The Three (3) Numbers That Will Make Your Property Investment Rock (Or Suck)

One of my earliest lessons with The Mentor was when he taught me one of the most fundamental lessons in property – on how to analyze a property for long-term potential. I have learned that a property’s prospects are pretty much bound by three major drivers:-

  1. Location
  2. Saturation
  3. Value

Being the data nut that I have always been, I have tried to quantify these three factors into indices which can be used to for ease of comparison between properties, or to check trends across time periods. For example, I have modeled the “location” factor for city condominiums in KLCC and Mont Kiara by computing each condo’s Walkability Score (details here).


The first page of notes I took during my first Mentor meeting. (Yes, my handwriting is this ugly.)

The Saturation factor is a little more complicated, but we have been able to map out supply and demand levels based on online data (the methodology’s quite complicated, but if you’re interested to know then shoot me an email). Finally, value is relatively straightforward as long as we can get a predictable stream of transaction data from JPPH (which I am currently working on).
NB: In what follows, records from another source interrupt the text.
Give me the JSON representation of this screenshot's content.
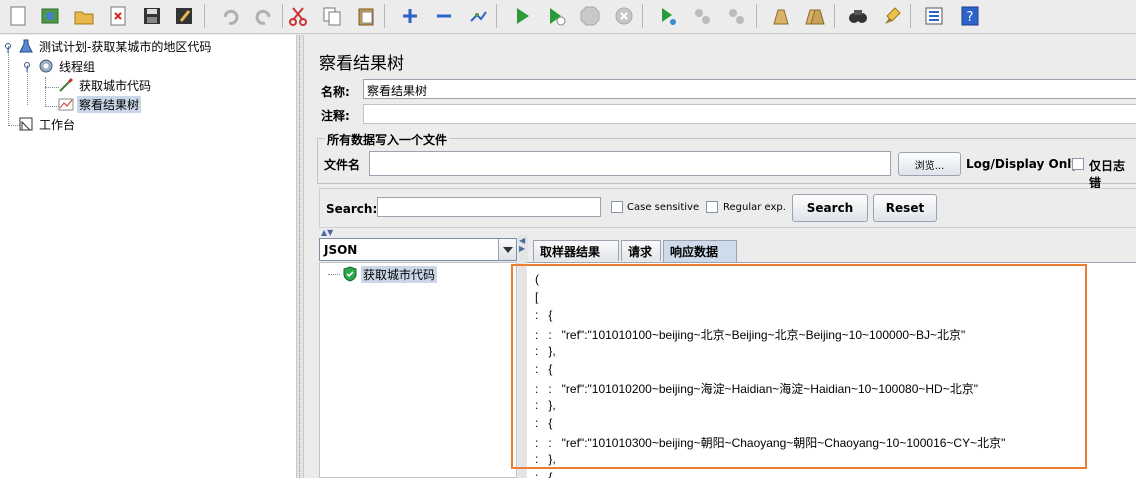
{
  "toolbar": {
    "buttons": [
      "new-icon",
      "templates-icon",
      "open-icon",
      "close-icon",
      "save-icon",
      "save-as-icon",
      "undo-icon",
      "redo-icon",
      "cut-icon",
      "copy-icon",
      "paste-icon",
      "expand-icon",
      "collapse-icon",
      "toggle-icon",
      "start-icon",
      "start-no-pause-icon",
      "stop-icon",
      "shutdown-icon",
      "remote-start-icon",
      "remote-stop-icon",
      "remote-shutdown-icon",
      "clear-icon",
      "clear-all-icon",
      "search-icon",
      "reset-search-icon",
      "function-helper-icon",
      "help-icon"
    ]
  },
  "tree": {
    "test_plan": "测试计划-获取某城市的地区代码",
    "thread_group": "线程组",
    "sampler": "获取城市代码",
    "listener": "察看结果树",
    "workbench": "工作台"
  },
  "panel": {
    "title": "察看结果树",
    "name_label": "名称:",
    "name_value": "察看结果树",
    "comment_label": "注释:",
    "comment_value": "",
    "file_group_title": "所有数据写入一个文件",
    "filename_label": "文件名",
    "filename_value": "",
    "browse_button": "浏览...",
    "log_display_label": "Log/Display Only:",
    "errors_only_label": "仅日志错"
  },
  "search": {
    "label": "Search:",
    "value": "",
    "case_sensitive": "Case sensitive",
    "regular_exp": "Regular exp.",
    "search_button": "Search",
    "reset_button": "Reset"
  },
  "results": {
    "renderer": "JSON",
    "sample_item": "获取城市代码",
    "tabs": [
      "取样器结果",
      "请求",
      "响应数据"
    ],
    "active_tab": "响应数据",
    "response_lines": [
      "(",
      "[",
      ":   {",
      ":   :   \"ref\":\"101010100~beijing~北京~Beijing~北京~Beijing~10~100000~BJ~北京\"",
      ":   },",
      ":   {",
      ":   :   \"ref\":\"101010200~beijing~海淀~Haidian~海淀~Haidian~10~100080~HD~北京\"",
      ":   },",
      ":   {",
      ":   :   \"ref\":\"101010300~beijing~朝阳~Chaoyang~朝阳~Chaoyang~10~100016~CY~北京\"",
      ":   },",
      ":   {"
    ]
  },
  "colors": {
    "highlight": "#ed7d31",
    "selection": "#c9d7e8",
    "active_tab": "#cddbeb"
  }
}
Now if we are to “translate” the above to “what’s in it for me?” for the home buyer, those three factors can be turned into these three key questions that are commonly asked:-

  1. What are the locational advantages and disadvantages of this area?
  2. How strong will the demand be for this property, and how many more properties are competing for the same demand?
  3. Given (1) and (2) above, what is the lowest possible price that I can pay?
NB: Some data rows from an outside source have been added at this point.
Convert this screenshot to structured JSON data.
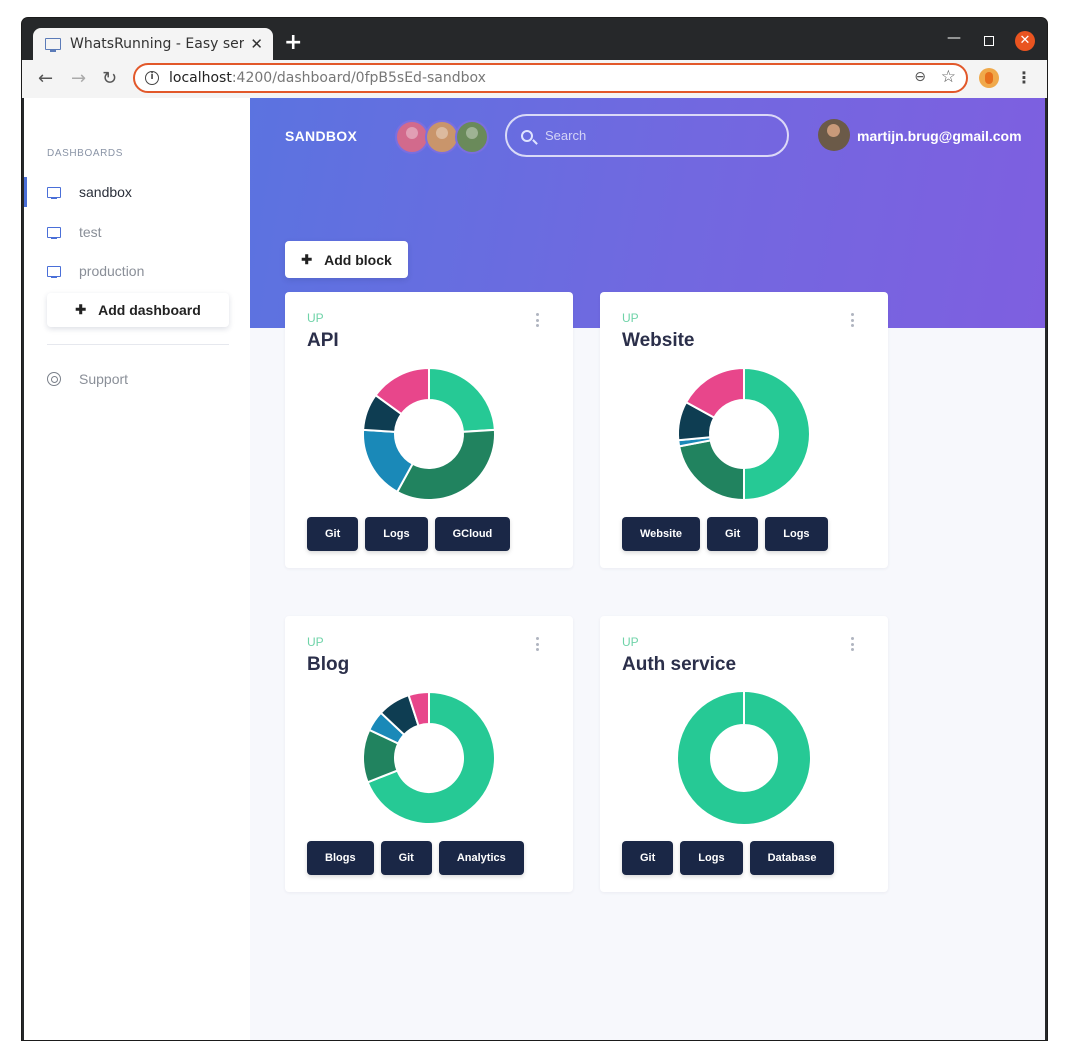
{
  "browser": {
    "tab_title": "WhatsRunning - Easy serv",
    "url_host": "localhost",
    "url_path": ":4200/dashboard/0fpB5sEd-sandbox"
  },
  "sidebar": {
    "heading": "DASHBOARDS",
    "items": [
      {
        "label": "sandbox",
        "active": true
      },
      {
        "label": "test",
        "active": false
      },
      {
        "label": "production",
        "active": false
      }
    ],
    "add_dashboard": "Add dashboard",
    "support": "Support"
  },
  "header": {
    "title": "SANDBOX",
    "search_placeholder": "Search",
    "user_email": "martijn.brug@gmail.com"
  },
  "add_block": "Add block",
  "colors": {
    "green": "#26c995",
    "dark_green": "#21835f",
    "blue": "#1a89b8",
    "navy": "#0e3d52",
    "pink": "#e8468b",
    "button_bg": "#1a2746"
  },
  "cards": [
    {
      "status": "UP",
      "title": "API",
      "segments": [
        {
          "value": 24,
          "color": "#26c995"
        },
        {
          "value": 34,
          "color": "#21835f"
        },
        {
          "value": 18,
          "color": "#1a89b8"
        },
        {
          "value": 9,
          "color": "#0e3d52"
        },
        {
          "value": 15,
          "color": "#e8468b"
        }
      ],
      "buttons": [
        "Git",
        "Logs",
        "GCloud"
      ]
    },
    {
      "status": "UP",
      "title": "Website",
      "segments": [
        {
          "value": 50,
          "color": "#26c995"
        },
        {
          "value": 22,
          "color": "#21835f"
        },
        {
          "value": 1.5,
          "color": "#1a89b8"
        },
        {
          "value": 9.5,
          "color": "#0e3d52"
        },
        {
          "value": 17,
          "color": "#e8468b"
        }
      ],
      "buttons": [
        "Website",
        "Git",
        "Logs"
      ]
    },
    {
      "status": "UP",
      "title": "Blog",
      "segments": [
        {
          "value": 69,
          "color": "#26c995"
        },
        {
          "value": 13,
          "color": "#21835f"
        },
        {
          "value": 5,
          "color": "#1a89b8"
        },
        {
          "value": 8,
          "color": "#0e3d52"
        },
        {
          "value": 5,
          "color": "#e8468b"
        }
      ],
      "buttons": [
        "Blogs",
        "Git",
        "Analytics"
      ]
    },
    {
      "status": "UP",
      "title": "Auth service",
      "segments": [
        {
          "value": 100,
          "color": "#26c995"
        }
      ],
      "buttons": [
        "Git",
        "Logs",
        "Database"
      ]
    }
  ]
}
Indeed, when a savvy home buyer looks at a particular listing, he should be asking these three questions in order to determine the property’s prospects. Unfortunately, most (all?) of the property portals (as they stand today) do NOT directly address these questions. But then again, these portals are designed first and foremost to be a repository of ADVERTISEMENTS of properties for sale, and nothing more.

It may be self serving for me to say this, but the GoodPlace listings portal are built ground up FOR research. And for this reason, we are able to enhance each listings to provide all the necessary data points (location, saturation, value) for the home buyer to quickly compare between listings and make informed decisions.
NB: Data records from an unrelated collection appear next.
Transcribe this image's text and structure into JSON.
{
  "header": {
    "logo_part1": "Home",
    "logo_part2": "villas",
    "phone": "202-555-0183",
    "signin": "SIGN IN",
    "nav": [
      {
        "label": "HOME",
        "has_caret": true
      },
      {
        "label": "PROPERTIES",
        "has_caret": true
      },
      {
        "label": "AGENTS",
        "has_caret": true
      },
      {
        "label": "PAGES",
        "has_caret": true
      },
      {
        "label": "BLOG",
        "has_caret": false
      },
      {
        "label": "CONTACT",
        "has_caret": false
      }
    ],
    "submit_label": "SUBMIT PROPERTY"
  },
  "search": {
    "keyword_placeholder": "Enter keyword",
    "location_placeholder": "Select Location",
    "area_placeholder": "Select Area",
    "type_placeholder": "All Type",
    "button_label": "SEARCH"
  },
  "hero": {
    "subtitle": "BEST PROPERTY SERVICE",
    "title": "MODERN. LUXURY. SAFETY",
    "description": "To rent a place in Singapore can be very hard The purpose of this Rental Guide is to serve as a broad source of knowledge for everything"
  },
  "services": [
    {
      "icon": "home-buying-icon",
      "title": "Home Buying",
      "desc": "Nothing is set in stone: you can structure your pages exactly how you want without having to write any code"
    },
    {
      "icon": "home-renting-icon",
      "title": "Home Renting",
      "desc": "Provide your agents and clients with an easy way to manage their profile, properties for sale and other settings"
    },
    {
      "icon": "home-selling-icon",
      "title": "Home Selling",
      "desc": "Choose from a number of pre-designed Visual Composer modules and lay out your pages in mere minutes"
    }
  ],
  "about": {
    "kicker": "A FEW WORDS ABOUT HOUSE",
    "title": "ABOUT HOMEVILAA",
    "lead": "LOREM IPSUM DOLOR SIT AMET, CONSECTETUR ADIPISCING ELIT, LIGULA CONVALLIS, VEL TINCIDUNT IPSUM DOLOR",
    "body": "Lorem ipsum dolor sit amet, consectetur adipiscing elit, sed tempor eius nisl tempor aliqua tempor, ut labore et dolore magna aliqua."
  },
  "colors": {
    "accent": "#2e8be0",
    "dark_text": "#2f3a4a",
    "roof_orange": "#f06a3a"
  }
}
What Makes GoodPlace Listings Different

Think of a GoodPlace listing as a “listing on steroids” – you will get the usual listings data (price, location, property details, pictures), but at the same time you will also get to tap into the rich set of GoodPlace data

  1. Walkability Scores – a measure of how “walkable” the property is based on closeness to important amenities
  2. Saturation Index – a measure of how “saturated” the area is based on projected supply and demand levels
  3. Price Indicators – how the asking price is compared to the last set of transacted prices

These are proprietary GoodPlace data, and therefore you won’t get these anywhere else, period. Additionally, there are also other nifty features that the home buyer will find useful –

  • Listings with “GoodPlace Verified” status are, well, verified by GoodPlace to be legitimate
  • Filter of possible fake advertisements with our price flagger
  • Property cheat sheets which contain all the important points about the property as well as impartial reviews – good, bad and ugly
  • Past transacted prices – you don’t need to make that dreaded trip to JPPH again!
  • Tighter integration with our legendary GoodPlace DealMatcher – get us to do the hard work for you

If you’re a home buyer, then sit tight and get ready for our imminent launch soon enough. And if you’re an agent, then get in touch to request to get onboard the rocket ship – we’ll post your listings for free for a limited time. Send me a message.

About Khai Yin

When I am not writing for and helping my readers find properties though the DealMatcher service, I spend time doting on my three kids: Wenyi, Qinyi and Eian. My personal stuff, some published essays and contact details can be found at


  1. Bravo Khai Yin!!
    I can’t wait for the launch of your GoodPlace Listings site! So excited right now!!!

  2. hello khai yin, is the property search portal out yet?

  3. Hi KHai Yin,

    Can we access to your GoodPlace portal already?

Speak Your Mind